*** Block opens ***
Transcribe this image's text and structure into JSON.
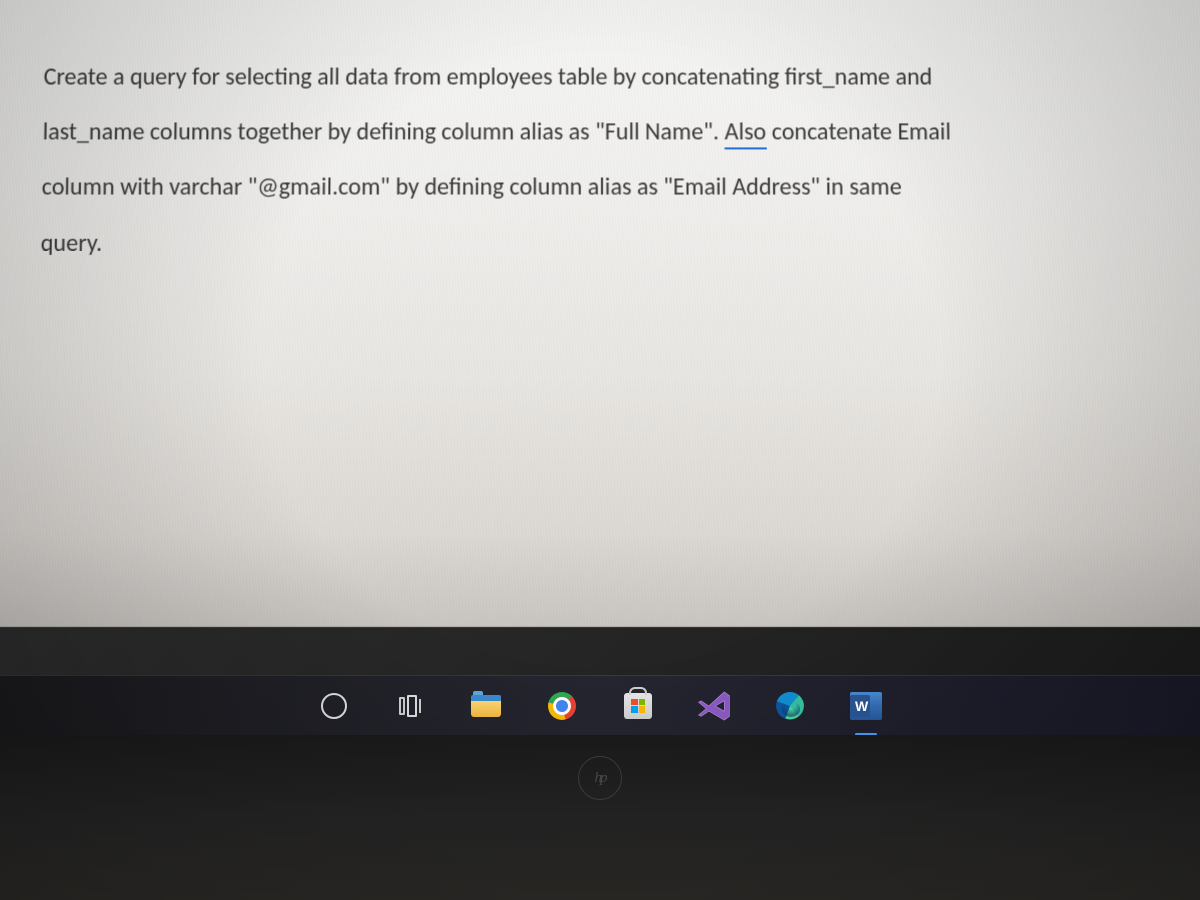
{
  "document": {
    "line1_pre": "Create a query for selecting all data from employees table by concatenating ",
    "line1_err": "first_name",
    "line1_post": " and",
    "line2_err": "last_name",
    "line2_mid": " columns together by defining column alias as \"Full Name\". ",
    "line2_gram": "Also",
    "line2_post": " concatenate Email",
    "line3_pre": "column with ",
    "line3_err": "varchar",
    "line3_post": " \"@gmail.com\" by defining column alias as \"Email Address\" in same",
    "line4": "query."
  },
  "taskbar": {
    "cortana_name": "cortana",
    "taskview_name": "task-view",
    "explorer_name": "file-explorer",
    "chrome_name": "google-chrome",
    "store_name": "microsoft-store",
    "vscode_name": "visual-studio",
    "edge_name": "microsoft-edge",
    "word_name": "microsoft-word",
    "word_letter": "W"
  },
  "brand": {
    "hp": "hp"
  }
}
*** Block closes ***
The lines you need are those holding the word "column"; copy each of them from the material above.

    "line2_mid": " columns together by defining column alias as \"Full Name\". ",
    "line3_pre": "column with ",
    "line3_post": " \"@gmail.com\" by defining column alias as \"Email Address\" in same",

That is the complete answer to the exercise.